_What is needed_.
Could you copy out every line of the data where the word "prüfen" occurs?

_Data records_.

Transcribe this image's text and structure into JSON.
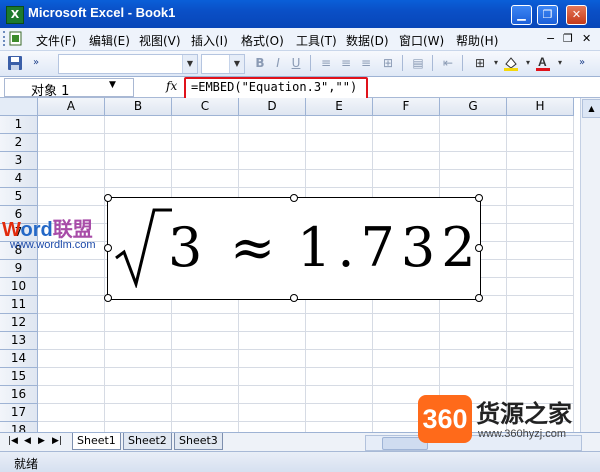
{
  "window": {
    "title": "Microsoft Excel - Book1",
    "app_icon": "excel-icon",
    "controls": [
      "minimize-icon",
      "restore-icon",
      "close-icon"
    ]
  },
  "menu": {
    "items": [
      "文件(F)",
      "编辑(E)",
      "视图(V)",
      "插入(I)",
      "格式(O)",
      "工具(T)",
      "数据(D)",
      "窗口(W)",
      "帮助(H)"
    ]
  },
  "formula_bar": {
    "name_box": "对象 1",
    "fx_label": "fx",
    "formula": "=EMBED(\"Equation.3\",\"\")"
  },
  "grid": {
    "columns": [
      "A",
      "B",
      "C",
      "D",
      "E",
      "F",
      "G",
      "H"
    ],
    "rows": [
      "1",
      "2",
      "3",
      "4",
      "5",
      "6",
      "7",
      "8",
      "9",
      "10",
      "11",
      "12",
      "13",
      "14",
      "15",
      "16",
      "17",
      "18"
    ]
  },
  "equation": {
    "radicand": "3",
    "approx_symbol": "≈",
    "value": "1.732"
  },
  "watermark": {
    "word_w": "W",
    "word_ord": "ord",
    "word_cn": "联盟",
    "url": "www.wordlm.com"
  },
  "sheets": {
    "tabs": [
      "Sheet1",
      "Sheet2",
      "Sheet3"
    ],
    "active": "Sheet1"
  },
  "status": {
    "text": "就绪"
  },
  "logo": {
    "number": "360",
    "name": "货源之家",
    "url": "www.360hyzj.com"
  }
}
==
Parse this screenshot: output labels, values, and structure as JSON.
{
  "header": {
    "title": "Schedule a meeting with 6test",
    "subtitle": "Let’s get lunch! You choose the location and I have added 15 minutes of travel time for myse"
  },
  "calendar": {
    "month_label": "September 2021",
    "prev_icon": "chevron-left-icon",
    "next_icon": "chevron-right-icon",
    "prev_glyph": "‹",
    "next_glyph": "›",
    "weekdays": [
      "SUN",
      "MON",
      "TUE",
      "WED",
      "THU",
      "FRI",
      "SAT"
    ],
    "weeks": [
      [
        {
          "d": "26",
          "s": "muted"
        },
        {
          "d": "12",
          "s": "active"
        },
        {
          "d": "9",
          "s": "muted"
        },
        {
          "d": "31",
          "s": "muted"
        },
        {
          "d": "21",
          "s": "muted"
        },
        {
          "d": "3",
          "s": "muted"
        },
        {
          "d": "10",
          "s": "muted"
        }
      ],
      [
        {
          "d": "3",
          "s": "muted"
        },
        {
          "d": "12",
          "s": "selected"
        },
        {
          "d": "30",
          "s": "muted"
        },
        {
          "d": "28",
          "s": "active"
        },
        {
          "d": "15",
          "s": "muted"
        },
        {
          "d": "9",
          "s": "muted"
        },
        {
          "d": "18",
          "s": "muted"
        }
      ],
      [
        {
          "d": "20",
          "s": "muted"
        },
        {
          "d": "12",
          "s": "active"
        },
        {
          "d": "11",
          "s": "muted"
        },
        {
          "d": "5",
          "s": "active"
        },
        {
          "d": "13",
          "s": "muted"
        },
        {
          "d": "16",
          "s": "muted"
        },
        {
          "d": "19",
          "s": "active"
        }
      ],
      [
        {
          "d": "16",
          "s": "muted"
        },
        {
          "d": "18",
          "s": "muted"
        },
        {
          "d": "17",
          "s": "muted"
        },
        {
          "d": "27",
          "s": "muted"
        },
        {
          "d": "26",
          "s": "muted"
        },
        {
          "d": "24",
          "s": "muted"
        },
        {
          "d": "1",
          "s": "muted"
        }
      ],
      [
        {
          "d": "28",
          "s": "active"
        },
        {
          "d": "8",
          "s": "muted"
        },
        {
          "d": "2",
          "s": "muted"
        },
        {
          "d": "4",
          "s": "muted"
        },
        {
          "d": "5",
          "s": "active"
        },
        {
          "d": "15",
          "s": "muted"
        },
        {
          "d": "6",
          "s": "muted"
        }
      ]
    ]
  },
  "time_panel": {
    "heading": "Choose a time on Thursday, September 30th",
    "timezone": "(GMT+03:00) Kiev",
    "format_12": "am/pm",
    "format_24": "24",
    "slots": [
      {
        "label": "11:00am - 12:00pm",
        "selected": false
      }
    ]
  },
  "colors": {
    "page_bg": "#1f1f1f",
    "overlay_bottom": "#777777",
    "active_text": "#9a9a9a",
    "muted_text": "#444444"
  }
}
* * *
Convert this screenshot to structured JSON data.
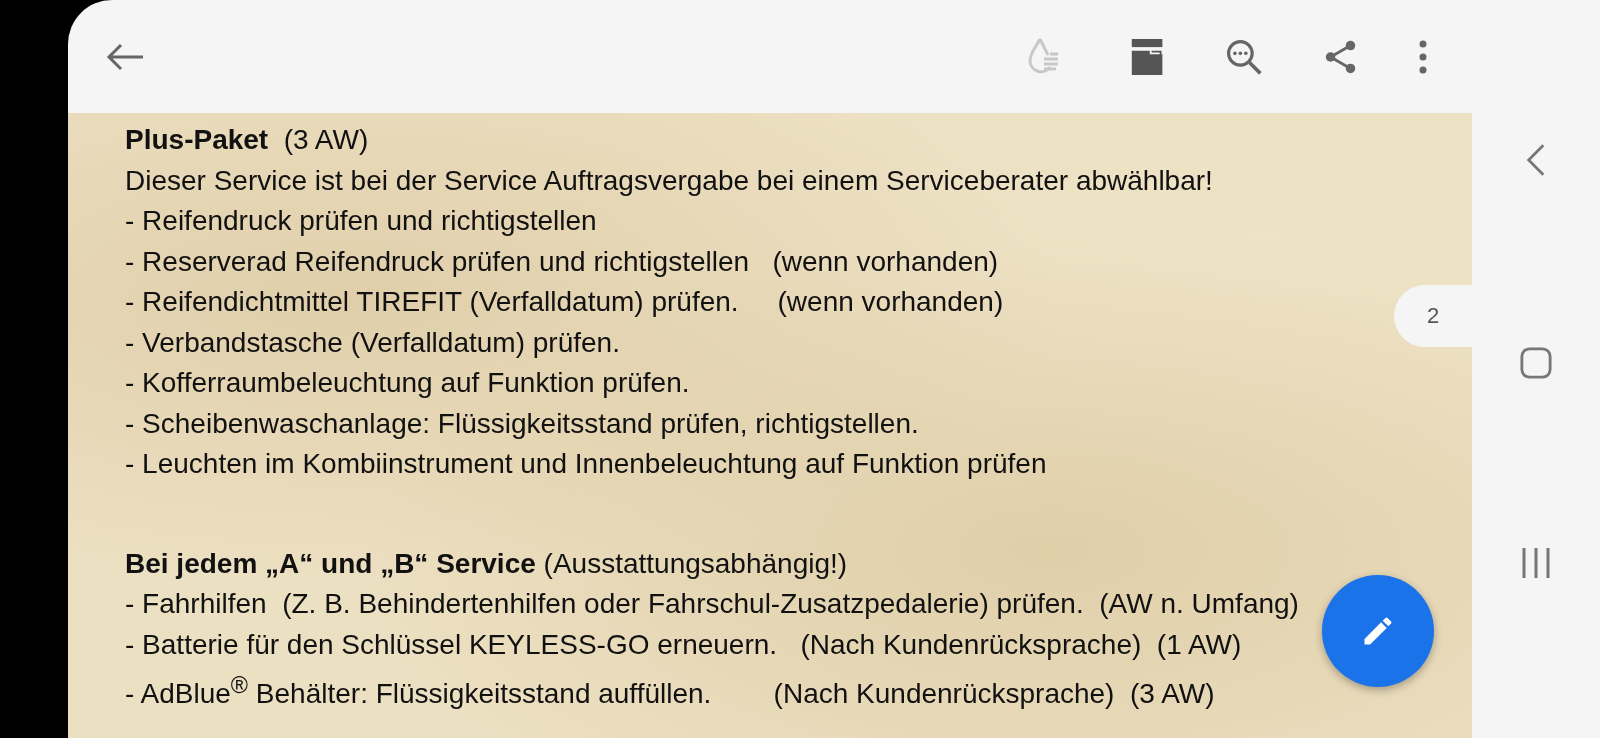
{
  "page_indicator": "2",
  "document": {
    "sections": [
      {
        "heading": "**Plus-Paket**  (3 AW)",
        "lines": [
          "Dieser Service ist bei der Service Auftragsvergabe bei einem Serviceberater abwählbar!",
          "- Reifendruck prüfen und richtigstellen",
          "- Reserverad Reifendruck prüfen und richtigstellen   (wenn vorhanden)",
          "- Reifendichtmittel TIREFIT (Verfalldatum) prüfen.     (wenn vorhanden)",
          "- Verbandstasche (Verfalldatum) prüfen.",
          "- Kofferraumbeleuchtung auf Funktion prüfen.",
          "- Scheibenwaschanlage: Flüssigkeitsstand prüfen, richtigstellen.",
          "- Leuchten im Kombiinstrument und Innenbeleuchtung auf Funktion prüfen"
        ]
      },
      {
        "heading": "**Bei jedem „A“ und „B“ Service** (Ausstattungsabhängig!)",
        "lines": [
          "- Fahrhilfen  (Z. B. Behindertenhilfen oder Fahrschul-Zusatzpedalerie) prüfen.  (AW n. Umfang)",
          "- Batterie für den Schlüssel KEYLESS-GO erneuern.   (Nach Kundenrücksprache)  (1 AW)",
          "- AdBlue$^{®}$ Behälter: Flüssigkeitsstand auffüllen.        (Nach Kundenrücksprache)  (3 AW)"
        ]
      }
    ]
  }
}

_Answer area_.
          "- Reifendruck prüfen und richtigstellen",
          "- Reserverad Reifendruck prüfen und richtigstellen   (wenn vorhanden)",
          "- Reifendichtmittel TIREFIT (Verfalldatum) prüfen.     (wenn vorhanden)",
          "- Verbandstasche (Verfalldatum) prüfen.",
          "- Kofferraumbeleuchtung auf Funktion prüfen.",
          "- Scheibenwaschanlage: Flüssigkeitsstand prüfen, richtigstellen.",
          "- Leuchten im Kombiinstrument und Innenbeleuchtung auf Funktion prüfen"
          "- Fahrhilfen  (Z. B. Behindertenhilfen oder Fahrschul-Zusatzpedalerie) prüfen.  (AW n. Umfang)",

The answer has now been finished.